Yesterday I felt “the turn“. You might call it something else and there might be a better term for it, but it’s that moment in the summer when things turn from the endless days of Summer towards Fall.
For many in youth ministry that turn is felt in the 48 hours when all the Summer programming officially (mercifully) ends and you start getting serious about preparing for Fall Kickoff, curriculum, and programming.
In my house this turn involves our kids starting to think about school, back to school shopping, seeing their friends, and an endless stream of announcements from their schools and programs.
It’s in my garden where I most notice this turn. After a weeks-long heat wave in San Diego yesterday was the first evening where it felt cool enough to enjoy being outside. (As opposed to just going out there and doing what I needed to do and retreating back indoors to the A/C before I melt.) In my vegetable garden the shortening days after Summer solstice started to trigger my early summer veggies to start winding things down, meaning I’m getting less tomatoes and cucumbers, but also late summer plants like watermelon, eggplant, and grape vines are just now starting to take off. In the garden we see a never-ending cycle of new growth, pollination, harvesting, decline, disease, pest management, death, and decomposition resulting in rebirth of the cycle once again.
So it’s from this “turn” in the garden that I wanted to pass along some encouragement to you as you face your own “turn” in the youth ministry calendar.
Last week, I had the opportunity to speak at a friends church who is right in the middle of a harvest season. They are seeing lots of lives changed, new people coming to church, people getting baptized… everything that gets you excited about being in ministry, right?
The same thing happens in the garden. When you plant a tomato seed, you watch it grow, you care for it as a seedling, you water daily, you prune so it grows up straight, and wait for fruit. It feels like you wait forever sometimes. And finally you get the first tomato of the season. Then you go out there the next day and there are two. Then 7. Then by early July you’re getting 10-12 tomatoes a day.
It’s great. But it’s way too much for you to eat before they go rotten.
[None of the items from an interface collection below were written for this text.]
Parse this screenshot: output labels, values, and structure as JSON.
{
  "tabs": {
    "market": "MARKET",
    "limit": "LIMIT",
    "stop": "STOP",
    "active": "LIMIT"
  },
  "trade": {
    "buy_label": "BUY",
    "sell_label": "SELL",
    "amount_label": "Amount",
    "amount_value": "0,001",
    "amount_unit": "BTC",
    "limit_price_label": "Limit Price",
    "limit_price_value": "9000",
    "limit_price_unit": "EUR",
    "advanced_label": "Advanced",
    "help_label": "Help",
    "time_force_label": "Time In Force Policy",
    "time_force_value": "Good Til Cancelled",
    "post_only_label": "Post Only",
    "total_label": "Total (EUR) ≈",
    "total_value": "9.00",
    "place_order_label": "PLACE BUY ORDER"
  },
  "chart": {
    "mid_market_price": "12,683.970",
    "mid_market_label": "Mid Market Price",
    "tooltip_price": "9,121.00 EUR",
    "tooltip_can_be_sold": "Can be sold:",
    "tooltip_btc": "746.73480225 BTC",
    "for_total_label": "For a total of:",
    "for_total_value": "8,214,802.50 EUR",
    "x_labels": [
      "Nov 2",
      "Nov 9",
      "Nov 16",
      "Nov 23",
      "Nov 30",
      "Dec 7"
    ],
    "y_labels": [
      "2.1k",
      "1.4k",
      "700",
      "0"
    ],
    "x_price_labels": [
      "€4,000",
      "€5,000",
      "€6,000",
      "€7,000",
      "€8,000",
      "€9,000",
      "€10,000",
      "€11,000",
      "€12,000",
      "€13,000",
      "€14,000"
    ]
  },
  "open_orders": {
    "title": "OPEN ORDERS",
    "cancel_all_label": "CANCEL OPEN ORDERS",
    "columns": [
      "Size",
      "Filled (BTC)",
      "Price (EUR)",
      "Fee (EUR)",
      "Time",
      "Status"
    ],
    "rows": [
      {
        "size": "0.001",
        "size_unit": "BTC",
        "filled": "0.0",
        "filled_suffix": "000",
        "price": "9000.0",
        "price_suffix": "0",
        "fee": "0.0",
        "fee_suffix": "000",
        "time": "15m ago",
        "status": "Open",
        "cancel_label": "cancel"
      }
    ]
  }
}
At one point this summer my wife and I were committed to eating 10 tomatoes a day!
There comes a point in the middle of a season of harvest where you realize that your job as the gardener isn’t just to tend to the garden, it’s also to preserve the harvest. So we make tomato sauce and salsa to enjoy later, like in the winter when tomatoes won’t grow.
The same is true in your youth ministry. Summer is often a season full of fruit. Camps, mission trips, outreach activities, and just plain having fun with students often results in fruit in their lives.
Your task as you make this turn towards Fall is to preserve the Summer harvest. (Our lawyer wants me to clarify: Please do not can, pickle, or freeze teenagers.)
Several of the plants in my garden are currently multiplying. Strawberries are sending out runners to become new strawberry plants. My artichoke is sending out babies everywhere it can reach. We like artichoke but things are getting ridiculous! And the dragonfruit is creating so many branches that I had to cut some off before the whole thing collapsed.
For the gardener this is a signal to multiply. By placing a strawberry runner in a small pot it’ll grow it’s own roots and become a new plant apart from it’s parent. If I clip off a new stem from the artichoke or dragonfruit and plant it, I can actually clone the original plant.
Multiplying actually helps the host plant, too. By clipping off the rooted strawberry runner or cloning an artichoke you’re actually helping both the host plant and propagating new life somewhere else.
The same is true in youth ministry. The goal of your youth ministry can’t simply be a healthy youth ministry, but also to multiply that health throughout your church! Are you clipping off rooter runners? Are you cloning the success in your youth ministry and handing that off to other areas of the church? Success in your ministry can’t just be about your own youth ministry program because that’s ultimately unhealthy for both your students and your ministry, things will get too crowded, instead you should send out the fruit of your ministry to bless other areas of your church, too.
If you have a gardener in your life you know that sometimes they reach a point where they simply have to share their harvest with you. Sometimes we just get more tomatoes than we know what to do with. You can only can so much!
I don’t want you to think that I share stuff because I’ve got a massive garden. I live in San Diego with a standard city lot. My garden is barely 1,000 square feet and yet it produces so much stuff that I’m left with no choice but to share the harvest of fruits, vegetables, and new growth because otherwise I’ll have to put a garden on our roof! (Hmmm, good idea.)
The last task I want to encourage you to do as we make this turn towards Fall programming is to share your summer harvest. Maybe that’s asking for 5 minutes in your worship service to share some stories? Maybe that’s challenging a student who has recently found faith in Jesus to get baptized? Or maybe that’s hosting a gathering specifically designed to celebrate all that God has done in your ministry this summer? The point is to share.
Don’t forget: Preserve. Multiply. Share. Those are good tasks for you as you make the turn from Summer to Fall.